Aim of the exercise – The answer must be every line from the entries below that contains "Animated".

------------------------------------

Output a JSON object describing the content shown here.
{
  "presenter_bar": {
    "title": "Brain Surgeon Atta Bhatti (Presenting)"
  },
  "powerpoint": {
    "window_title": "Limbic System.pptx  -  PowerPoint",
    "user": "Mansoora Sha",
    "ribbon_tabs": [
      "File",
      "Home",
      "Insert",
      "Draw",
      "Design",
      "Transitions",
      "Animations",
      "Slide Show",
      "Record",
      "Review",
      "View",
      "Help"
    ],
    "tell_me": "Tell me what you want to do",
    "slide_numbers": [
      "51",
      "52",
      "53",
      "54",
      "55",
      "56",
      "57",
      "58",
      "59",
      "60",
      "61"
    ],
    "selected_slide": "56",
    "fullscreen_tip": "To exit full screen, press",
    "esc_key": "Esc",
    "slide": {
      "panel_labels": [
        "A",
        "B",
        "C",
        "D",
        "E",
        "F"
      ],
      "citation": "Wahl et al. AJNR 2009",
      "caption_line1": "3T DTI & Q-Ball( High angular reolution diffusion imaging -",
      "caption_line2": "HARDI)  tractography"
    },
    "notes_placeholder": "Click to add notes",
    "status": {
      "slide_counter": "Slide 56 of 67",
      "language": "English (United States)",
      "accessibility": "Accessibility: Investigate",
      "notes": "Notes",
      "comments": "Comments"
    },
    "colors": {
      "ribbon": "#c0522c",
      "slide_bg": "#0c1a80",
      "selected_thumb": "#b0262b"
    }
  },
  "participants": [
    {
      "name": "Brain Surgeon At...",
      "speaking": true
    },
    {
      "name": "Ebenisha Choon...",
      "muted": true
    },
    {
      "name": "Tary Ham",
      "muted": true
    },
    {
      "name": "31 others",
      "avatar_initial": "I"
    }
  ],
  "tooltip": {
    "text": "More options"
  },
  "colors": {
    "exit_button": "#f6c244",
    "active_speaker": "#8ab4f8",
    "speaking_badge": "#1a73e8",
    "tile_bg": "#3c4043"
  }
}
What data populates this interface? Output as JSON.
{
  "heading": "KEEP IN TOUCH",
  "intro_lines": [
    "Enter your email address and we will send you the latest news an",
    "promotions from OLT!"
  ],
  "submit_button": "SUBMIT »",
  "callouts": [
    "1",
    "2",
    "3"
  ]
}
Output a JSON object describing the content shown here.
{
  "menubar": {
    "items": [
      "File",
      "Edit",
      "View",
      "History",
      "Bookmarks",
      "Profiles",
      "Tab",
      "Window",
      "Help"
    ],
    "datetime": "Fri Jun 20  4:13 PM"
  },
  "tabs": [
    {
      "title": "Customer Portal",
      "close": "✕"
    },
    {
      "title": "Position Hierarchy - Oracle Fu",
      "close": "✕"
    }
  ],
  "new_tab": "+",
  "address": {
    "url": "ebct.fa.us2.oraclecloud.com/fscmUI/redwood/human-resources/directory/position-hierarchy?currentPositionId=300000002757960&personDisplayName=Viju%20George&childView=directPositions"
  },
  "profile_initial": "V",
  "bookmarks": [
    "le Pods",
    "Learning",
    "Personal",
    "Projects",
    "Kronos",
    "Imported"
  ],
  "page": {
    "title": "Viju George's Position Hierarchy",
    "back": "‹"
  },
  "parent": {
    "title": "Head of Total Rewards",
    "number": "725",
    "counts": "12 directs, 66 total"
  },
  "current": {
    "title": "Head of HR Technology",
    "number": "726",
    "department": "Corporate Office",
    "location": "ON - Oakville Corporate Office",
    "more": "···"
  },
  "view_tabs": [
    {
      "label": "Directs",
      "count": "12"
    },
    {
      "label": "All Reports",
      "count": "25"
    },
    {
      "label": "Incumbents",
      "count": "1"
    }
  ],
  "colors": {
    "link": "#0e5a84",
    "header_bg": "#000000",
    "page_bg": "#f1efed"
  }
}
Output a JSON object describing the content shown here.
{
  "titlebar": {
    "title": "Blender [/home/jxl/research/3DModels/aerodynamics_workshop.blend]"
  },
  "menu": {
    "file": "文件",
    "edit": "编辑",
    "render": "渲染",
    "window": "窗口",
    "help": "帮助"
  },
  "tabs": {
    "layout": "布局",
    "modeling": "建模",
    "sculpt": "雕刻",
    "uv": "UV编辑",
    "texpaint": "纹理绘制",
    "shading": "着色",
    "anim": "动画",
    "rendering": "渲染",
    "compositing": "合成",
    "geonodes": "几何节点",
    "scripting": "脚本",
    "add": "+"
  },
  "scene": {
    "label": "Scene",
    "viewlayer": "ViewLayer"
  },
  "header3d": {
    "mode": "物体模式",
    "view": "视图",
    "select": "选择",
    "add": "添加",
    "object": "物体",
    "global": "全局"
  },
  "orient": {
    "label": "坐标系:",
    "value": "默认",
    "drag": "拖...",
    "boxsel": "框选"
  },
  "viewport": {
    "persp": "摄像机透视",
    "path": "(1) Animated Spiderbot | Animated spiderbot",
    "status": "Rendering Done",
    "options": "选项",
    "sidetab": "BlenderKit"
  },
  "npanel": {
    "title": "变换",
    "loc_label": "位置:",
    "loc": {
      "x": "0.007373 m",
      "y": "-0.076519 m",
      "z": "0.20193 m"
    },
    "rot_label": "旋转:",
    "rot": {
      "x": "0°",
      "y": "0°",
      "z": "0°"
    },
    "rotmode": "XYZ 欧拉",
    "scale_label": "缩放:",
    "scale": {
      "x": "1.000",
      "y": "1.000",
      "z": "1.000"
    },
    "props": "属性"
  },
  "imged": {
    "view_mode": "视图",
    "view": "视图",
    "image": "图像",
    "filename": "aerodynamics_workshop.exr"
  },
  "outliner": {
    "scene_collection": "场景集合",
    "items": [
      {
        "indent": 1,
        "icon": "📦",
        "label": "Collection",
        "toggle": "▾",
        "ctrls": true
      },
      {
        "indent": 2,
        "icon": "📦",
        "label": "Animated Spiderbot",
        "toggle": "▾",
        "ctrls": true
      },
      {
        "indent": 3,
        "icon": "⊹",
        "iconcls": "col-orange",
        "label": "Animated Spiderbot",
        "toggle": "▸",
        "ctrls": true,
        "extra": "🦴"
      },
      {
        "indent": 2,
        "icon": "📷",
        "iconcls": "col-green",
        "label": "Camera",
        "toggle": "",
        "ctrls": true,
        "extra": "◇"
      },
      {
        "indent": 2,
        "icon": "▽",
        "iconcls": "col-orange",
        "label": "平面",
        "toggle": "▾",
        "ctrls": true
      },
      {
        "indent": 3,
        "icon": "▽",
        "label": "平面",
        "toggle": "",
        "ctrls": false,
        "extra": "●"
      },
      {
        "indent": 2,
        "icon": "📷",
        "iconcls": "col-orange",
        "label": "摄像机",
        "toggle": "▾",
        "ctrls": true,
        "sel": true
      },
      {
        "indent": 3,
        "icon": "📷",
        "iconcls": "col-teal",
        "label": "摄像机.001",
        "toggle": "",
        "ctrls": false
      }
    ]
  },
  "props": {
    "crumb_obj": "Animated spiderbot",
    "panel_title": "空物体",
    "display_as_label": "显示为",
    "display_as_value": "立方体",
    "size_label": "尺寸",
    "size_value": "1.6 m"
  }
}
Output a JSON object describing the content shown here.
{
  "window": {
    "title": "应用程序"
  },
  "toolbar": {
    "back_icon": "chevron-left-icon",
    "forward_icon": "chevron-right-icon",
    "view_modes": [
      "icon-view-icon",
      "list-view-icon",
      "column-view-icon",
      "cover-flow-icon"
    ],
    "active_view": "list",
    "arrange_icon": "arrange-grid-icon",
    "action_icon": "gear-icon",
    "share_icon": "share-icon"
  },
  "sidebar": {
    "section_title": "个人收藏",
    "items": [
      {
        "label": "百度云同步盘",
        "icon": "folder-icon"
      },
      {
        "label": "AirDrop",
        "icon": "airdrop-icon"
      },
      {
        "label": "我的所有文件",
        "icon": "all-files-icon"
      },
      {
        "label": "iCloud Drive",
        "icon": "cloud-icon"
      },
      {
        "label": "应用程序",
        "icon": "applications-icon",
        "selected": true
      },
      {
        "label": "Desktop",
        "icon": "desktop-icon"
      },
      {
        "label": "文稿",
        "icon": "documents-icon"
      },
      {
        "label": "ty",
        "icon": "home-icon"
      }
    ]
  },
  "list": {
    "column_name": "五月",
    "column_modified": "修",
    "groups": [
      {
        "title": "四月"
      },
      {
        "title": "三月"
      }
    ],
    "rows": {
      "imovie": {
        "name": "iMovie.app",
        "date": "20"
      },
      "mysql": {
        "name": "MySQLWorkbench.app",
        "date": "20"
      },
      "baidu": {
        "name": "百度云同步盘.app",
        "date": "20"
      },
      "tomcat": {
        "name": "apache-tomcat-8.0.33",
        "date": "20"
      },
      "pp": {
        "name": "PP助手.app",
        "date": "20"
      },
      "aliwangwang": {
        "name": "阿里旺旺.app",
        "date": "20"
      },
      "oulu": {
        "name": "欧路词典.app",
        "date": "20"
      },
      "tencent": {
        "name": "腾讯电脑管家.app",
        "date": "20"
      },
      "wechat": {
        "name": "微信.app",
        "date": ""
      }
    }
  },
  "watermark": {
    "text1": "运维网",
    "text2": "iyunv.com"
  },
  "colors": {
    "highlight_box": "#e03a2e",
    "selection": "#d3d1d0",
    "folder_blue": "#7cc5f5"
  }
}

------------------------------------

Solution for this task –
    "path": "(1) Animated Spiderbot | Animated spiderbot",
        "label": "Animated Spiderbot",
        "label": "Animated Spiderbot",
    "crumb_obj": "Animated spiderbot",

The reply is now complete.